Retype the whole of the data exactly.

-- INFORMATION SUPPLIED follows --

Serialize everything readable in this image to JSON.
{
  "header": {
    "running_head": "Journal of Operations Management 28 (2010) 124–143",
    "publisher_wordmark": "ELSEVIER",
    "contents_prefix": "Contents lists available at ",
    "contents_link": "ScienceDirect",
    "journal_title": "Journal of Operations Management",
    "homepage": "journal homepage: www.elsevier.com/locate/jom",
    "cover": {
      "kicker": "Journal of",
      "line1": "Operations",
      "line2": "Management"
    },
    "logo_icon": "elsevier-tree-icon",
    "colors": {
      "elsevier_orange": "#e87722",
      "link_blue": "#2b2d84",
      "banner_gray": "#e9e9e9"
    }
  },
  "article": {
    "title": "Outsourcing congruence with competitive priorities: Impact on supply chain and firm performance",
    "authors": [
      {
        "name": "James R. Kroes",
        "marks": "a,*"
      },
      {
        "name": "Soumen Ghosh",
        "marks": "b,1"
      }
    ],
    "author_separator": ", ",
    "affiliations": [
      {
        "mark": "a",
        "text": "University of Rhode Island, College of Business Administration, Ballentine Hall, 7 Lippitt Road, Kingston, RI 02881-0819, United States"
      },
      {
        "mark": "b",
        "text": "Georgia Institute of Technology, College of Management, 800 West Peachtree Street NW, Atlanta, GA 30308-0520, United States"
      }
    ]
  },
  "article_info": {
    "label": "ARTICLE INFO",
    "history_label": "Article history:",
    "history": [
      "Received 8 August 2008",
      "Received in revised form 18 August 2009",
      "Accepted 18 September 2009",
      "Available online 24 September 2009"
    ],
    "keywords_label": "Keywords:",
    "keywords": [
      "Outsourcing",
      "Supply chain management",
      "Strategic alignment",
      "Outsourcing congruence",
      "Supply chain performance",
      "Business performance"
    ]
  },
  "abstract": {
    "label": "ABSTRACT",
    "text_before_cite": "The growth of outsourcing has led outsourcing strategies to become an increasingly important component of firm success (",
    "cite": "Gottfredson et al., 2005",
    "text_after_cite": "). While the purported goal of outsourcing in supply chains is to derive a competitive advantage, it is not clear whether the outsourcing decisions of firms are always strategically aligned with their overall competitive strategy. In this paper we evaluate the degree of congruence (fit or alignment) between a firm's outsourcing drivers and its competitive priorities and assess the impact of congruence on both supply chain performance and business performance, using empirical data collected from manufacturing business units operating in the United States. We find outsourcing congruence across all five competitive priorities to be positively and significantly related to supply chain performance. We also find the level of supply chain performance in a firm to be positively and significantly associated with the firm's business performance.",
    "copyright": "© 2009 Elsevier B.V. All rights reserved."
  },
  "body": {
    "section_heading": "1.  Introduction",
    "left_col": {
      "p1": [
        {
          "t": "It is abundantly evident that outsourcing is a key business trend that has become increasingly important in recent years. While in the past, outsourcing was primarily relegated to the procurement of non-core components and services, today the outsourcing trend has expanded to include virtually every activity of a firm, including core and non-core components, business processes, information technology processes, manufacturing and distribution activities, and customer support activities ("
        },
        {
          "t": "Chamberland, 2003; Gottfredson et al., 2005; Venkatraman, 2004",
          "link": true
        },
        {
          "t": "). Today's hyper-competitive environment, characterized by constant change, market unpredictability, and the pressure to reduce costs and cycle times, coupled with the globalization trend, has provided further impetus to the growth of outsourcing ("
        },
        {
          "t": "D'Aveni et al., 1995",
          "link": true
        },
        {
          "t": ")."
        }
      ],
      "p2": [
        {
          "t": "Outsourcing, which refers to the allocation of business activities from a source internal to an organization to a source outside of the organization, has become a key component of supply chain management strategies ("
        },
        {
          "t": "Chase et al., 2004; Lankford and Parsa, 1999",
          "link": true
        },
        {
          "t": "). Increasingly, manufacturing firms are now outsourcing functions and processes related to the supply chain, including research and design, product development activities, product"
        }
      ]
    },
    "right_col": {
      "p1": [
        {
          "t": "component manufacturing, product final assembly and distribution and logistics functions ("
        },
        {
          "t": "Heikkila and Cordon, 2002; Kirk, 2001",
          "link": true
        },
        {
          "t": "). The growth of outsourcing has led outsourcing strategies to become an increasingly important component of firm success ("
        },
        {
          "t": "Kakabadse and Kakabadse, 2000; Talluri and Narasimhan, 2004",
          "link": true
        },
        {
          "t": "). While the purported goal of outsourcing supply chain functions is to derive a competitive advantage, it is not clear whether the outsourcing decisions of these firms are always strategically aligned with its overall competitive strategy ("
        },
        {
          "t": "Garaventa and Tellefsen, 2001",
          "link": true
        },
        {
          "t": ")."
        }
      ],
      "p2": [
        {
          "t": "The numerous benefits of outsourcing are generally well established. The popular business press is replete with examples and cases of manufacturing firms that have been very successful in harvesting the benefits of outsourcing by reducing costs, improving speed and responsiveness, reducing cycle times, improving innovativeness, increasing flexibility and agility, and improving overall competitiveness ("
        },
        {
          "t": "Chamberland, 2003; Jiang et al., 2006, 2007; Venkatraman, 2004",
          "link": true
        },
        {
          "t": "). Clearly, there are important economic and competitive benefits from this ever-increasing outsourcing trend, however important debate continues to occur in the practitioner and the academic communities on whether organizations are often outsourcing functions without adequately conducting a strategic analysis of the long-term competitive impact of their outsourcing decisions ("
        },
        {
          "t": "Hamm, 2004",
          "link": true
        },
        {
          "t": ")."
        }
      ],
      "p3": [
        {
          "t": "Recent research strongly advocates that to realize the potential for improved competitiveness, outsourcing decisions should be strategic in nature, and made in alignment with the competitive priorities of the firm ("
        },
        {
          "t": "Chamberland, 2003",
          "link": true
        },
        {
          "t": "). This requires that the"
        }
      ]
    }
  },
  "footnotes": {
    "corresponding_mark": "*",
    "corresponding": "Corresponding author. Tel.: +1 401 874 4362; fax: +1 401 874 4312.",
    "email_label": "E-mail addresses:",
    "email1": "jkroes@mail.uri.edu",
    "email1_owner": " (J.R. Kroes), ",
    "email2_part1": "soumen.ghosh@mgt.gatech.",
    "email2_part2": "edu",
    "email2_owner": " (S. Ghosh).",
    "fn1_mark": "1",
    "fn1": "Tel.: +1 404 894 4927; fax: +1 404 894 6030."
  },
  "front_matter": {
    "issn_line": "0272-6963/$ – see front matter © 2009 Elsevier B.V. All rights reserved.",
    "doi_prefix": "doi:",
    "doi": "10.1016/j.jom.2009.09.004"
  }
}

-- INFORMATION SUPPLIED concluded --

RESPONSE:
Serialize everything readable in this image to JSON.
{
  "header": {
    "running_head": "Journal of Operations Management 28 (2010) 124–143",
    "publisher_wordmark": "ELSEVIER",
    "contents_prefix": "Contents lists available at ",
    "contents_link": "ScienceDirect",
    "journal_title": "Journal of Operations Management",
    "homepage": "journal homepage: www.elsevier.com/locate/jom",
    "cover": {
      "kicker": "Journal of",
      "line1": "Operations",
      "line2": "Management"
    },
    "logo_icon": "elsevier-tree-icon",
    "colors": {
      "elsevier_orange": "#e87722",
      "link_blue": "#2b2d84",
      "banner_gray": "#e9e9e9"
    }
  },
  "article": {
    "title": "Outsourcing congruence with competitive priorities: Impact on supply chain and firm performance",
    "authors": [
      {
        "name": "James R. Kroes",
        "marks": "a,*"
      },
      {
        "name": "Soumen Ghosh",
        "marks": "b,1"
      }
    ],
    "author_separator": ", ",
    "affiliations": [
      {
        "mark": "a",
        "text": "University of Rhode Island, College of Business Administration, Ballentine Hall, 7 Lippitt Road, Kingston, RI 02881-0819, United States"
      },
      {
        "mark": "b",
        "text": "Georgia Institute of Technology, College of Management, 800 West Peachtree Street NW, Atlanta, GA 30308-0520, United States"
      }
    ]
  },
  "article_info": {
    "label": "ARTICLE INFO",
    "history_label": "Article history:",
    "history": [
      "Received 8 August 2008",
      "Received in revised form 18 August 2009",
      "Accepted 18 September 2009",
      "Available online 24 September 2009"
    ],
    "keywords_label": "Keywords:",
    "keywords": [
      "Outsourcing",
      "Supply chain management",
      "Strategic alignment",
      "Outsourcing congruence",
      "Supply chain performance",
      "Business performance"
    ]
  },
  "abstract": {
    "label": "ABSTRACT",
    "text_before_cite": "The growth of outsourcing has led outsourcing strategies to become an increasingly important component of firm success (",
    "cite": "Gottfredson et al., 2005",
    "text_after_cite": "). While the purported goal of outsourcing in supply chains is to derive a competitive advantage, it is not clear whether the outsourcing decisions of firms are always strategically aligned with their overall competitive strategy. In this paper we evaluate the degree of congruence (fit or alignment) between a firm's outsourcing drivers and its competitive priorities and assess the impact of congruence on both supply chain performance and business performance, using empirical data collected from manufacturing business units operating in the United States. We find outsourcing congruence across all five competitive priorities to be positively and significantly related to supply chain performance. We also find the level of supply chain performance in a firm to be positively and significantly associated with the firm's business performance.",
    "copyright": "© 2009 Elsevier B.V. All rights reserved."
  },
  "body": {
    "section_heading": "1.  Introduction",
    "left_col": {
      "p1": [
        {
          "t": "It is abundantly evident that outsourcing is a key business trend that has become increasingly important in recent years. While in the past, outsourcing was primarily relegated to the procurement of non-core components and services, today the outsourcing trend has expanded to include virtually every activity of a firm, including core and non-core components, business processes, information technology processes, manufacturing and distribution activities, and customer support activities ("
        },
        {
          "t": "Chamberland, 2003; Gottfredson et al., 2005; Venkatraman, 2004",
          "link": true
        },
        {
          "t": "). Today's hyper-competitive environment, characterized by constant change, market unpredictability, and the pressure to reduce costs and cycle times, coupled with the globalization trend, has provided further impetus to the growth of outsourcing ("
        },
        {
          "t": "D'Aveni et al., 1995",
          "link": true
        },
        {
          "t": ")."
        }
      ],
      "p2": [
        {
          "t": "Outsourcing, which refers to the allocation of business activities from a source internal to an organization to a source outside of the organization, has become a key component of supply chain management strategies ("
        },
        {
          "t": "Chase et al., 2004; Lankford and Parsa, 1999",
          "link": true
        },
        {
          "t": "). Increasingly, manufacturing firms are now outsourcing functions and processes related to the supply chain, including research and design, product development activities, product"
        }
      ]
    },
    "right_col": {
      "p1": [
        {
          "t": "component manufacturing, product final assembly and distribution and logistics functions ("
        },
        {
          "t": "Heikkila and Cordon, 2002; Kirk, 2001",
          "link": true
        },
        {
          "t": "). The growth of outsourcing has led outsourcing strategies to become an increasingly important component of firm success ("
        },
        {
          "t": "Kakabadse and Kakabadse, 2000; Talluri and Narasimhan, 2004",
          "link": true
        },
        {
          "t": "). While the purported goal of outsourcing supply chain functions is to derive a competitive advantage, it is not clear whether the outsourcing decisions of these firms are always strategically aligned with its overall competitive strategy ("
        },
        {
          "t": "Garaventa and Tellefsen, 2001",
          "link": true
        },
        {
          "t": ")."
        }
      ],
      "p2": [
        {
          "t": "The numerous benefits of outsourcing are generally well established. The popular business press is replete with examples and cases of manufacturing firms that have been very successful in harvesting the benefits of outsourcing by reducing costs, improving speed and responsiveness, reducing cycle times, improving innovativeness, increasing flexibility and agility, and improving overall competitiveness ("
        },
        {
          "t": "Chamberland, 2003; Jiang et al., 2006, 2007; Venkatraman, 2004",
          "link": true
        },
        {
          "t": "). Clearly, there are important economic and competitive benefits from this ever-increasing outsourcing trend, however important debate continues to occur in the practitioner and the academic communities on whether organizations are often outsourcing functions without adequately conducting a strategic analysis of the long-term competitive impact of their outsourcing decisions ("
        },
        {
          "t": "Hamm, 2004",
          "link": true
        },
        {
          "t": ")."
        }
      ],
      "p3": [
        {
          "t": "Recent research strongly advocates that to realize the potential for improved competitiveness, outsourcing decisions should be strategic in nature, and made in alignment with the competitive priorities of the firm ("
        },
        {
          "t": "Chamberland, 2003",
          "link": true
        },
        {
          "t": "). This requires that the"
        }
      ]
    }
  },
  "footnotes": {
    "corresponding_mark": "*",
    "corresponding": "Corresponding author. Tel.: +1 401 874 4362; fax: +1 401 874 4312.",
    "email_label": "E-mail addresses:",
    "email1": "jkroes@mail.uri.edu",
    "email1_owner": " (J.R. Kroes), ",
    "email2_part1": "soumen.ghosh@mgt.gatech.",
    "email2_part2": "edu",
    "email2_owner": " (S. Ghosh).",
    "fn1_mark": "1",
    "fn1": "Tel.: +1 404 894 4927; fax: +1 404 894 6030."
  },
  "front_matter": {
    "issn_line": "0272-6963/$ – see front matter © 2009 Elsevier B.V. All rights reserved.",
    "doi_prefix": "doi:",
    "doi": "10.1016/j.jom.2009.09.004"
  }
}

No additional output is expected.